| Work item |
From the data below, return each line in which the string "example" is found.

| Records for processing |
====================
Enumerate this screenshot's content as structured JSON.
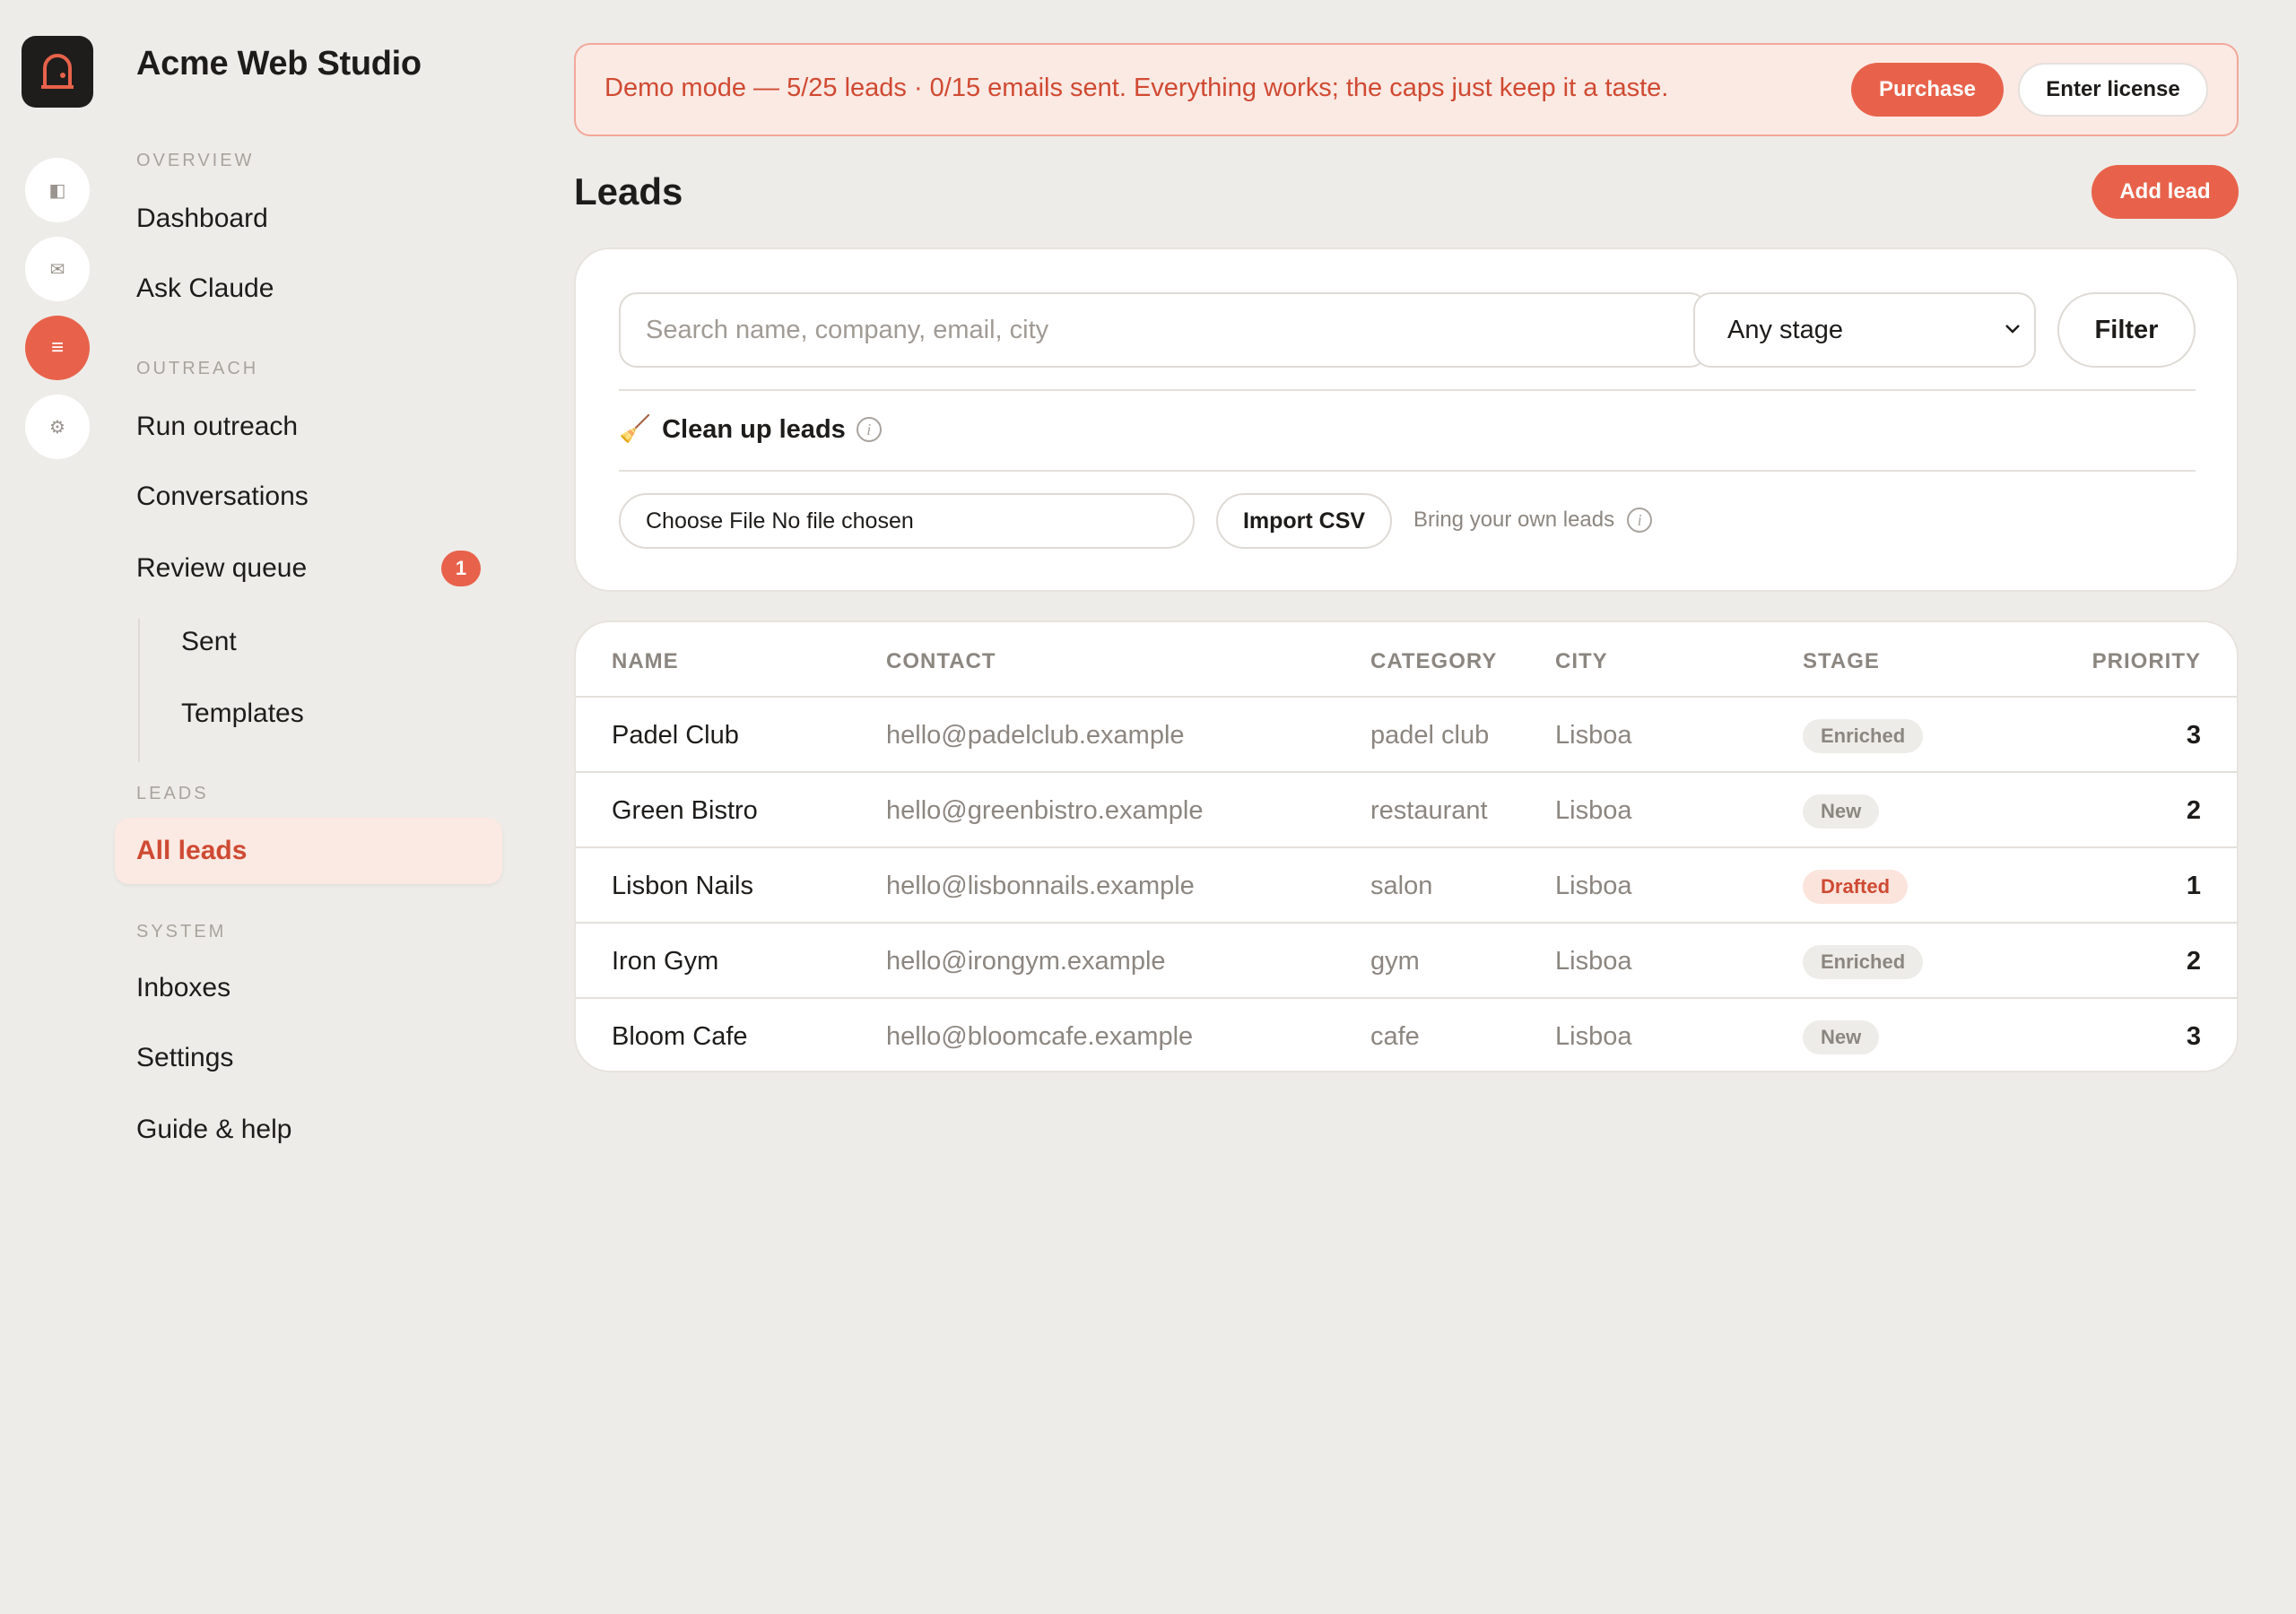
{
  "app": {
    "name": "Acme Web Studio"
  },
  "sidebar": {
    "sections": {
      "overview": "OVERVIEW",
      "outreach": "OUTREACH",
      "leads": "LEADS",
      "system": "SYSTEM"
    },
    "items": {
      "dashboard": "Dashboard",
      "ask_claude": "Ask Claude",
      "run_outreach": "Run outreach",
      "conversations": "Conversations",
      "review_queue": "Review queue",
      "review_queue_badge": "1",
      "sent": "Sent",
      "templates": "Templates",
      "all_leads": "All leads",
      "inboxes": "Inboxes",
      "settings": "Settings",
      "guide": "Guide & help"
    },
    "rail_icons": [
      "panel-icon",
      "mail-icon",
      "list-icon",
      "gear-icon"
    ]
  },
  "banner": {
    "text": "Demo mode — 5/25 leads · 0/15 emails sent. Everything works; the caps just keep it a taste.",
    "purchase_label": "Purchase",
    "license_label": "Enter license"
  },
  "page": {
    "title": "Leads",
    "add_label": "Add lead"
  },
  "filters": {
    "search_placeholder": "Search name, company, email, city",
    "stage_value": "Any stage",
    "filter_label": "Filter",
    "cleanup_label": "Clean up leads",
    "file_label": "Choose File No file chosen",
    "import_label": "Import CSV",
    "byo_label": "Bring your own leads"
  },
  "table": {
    "headers": [
      "NAME",
      "CONTACT",
      "CATEGORY",
      "CITY",
      "STAGE",
      "PRIORITY"
    ],
    "rows": [
      {
        "name": "Padel Club",
        "contact": "hello@padelclub.example",
        "category": "padel club",
        "city": "Lisboa",
        "stage": "Enriched",
        "priority": "3"
      },
      {
        "name": "Green Bistro",
        "contact": "hello@greenbistro.example",
        "category": "restaurant",
        "city": "Lisboa",
        "stage": "New",
        "priority": "2"
      },
      {
        "name": "Lisbon Nails",
        "contact": "hello@lisbonnails.example",
        "category": "salon",
        "city": "Lisboa",
        "stage": "Drafted",
        "priority": "1"
      },
      {
        "name": "Iron Gym",
        "contact": "hello@irongym.example",
        "category": "gym",
        "city": "Lisboa",
        "stage": "Enriched",
        "priority": "2"
      },
      {
        "name": "Bloom Cafe",
        "contact": "hello@bloomcafe.example",
        "category": "cafe",
        "city": "Lisboa",
        "stage": "New",
        "priority": "3"
      }
    ]
  },
  "colors": {
    "accent": "#e8624b",
    "background": "#eeece8",
    "banner_bg": "#fbe9e4",
    "banner_text": "#d04a32"
  }
}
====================
| Answer to this problem |
        "contact": "hello@padelclub.example",
        "contact": "hello@greenbistro.example",
        "contact": "hello@lisbonnails.example",
        "contact": "hello@irongym.example",
        "contact": "hello@bloomcafe.example",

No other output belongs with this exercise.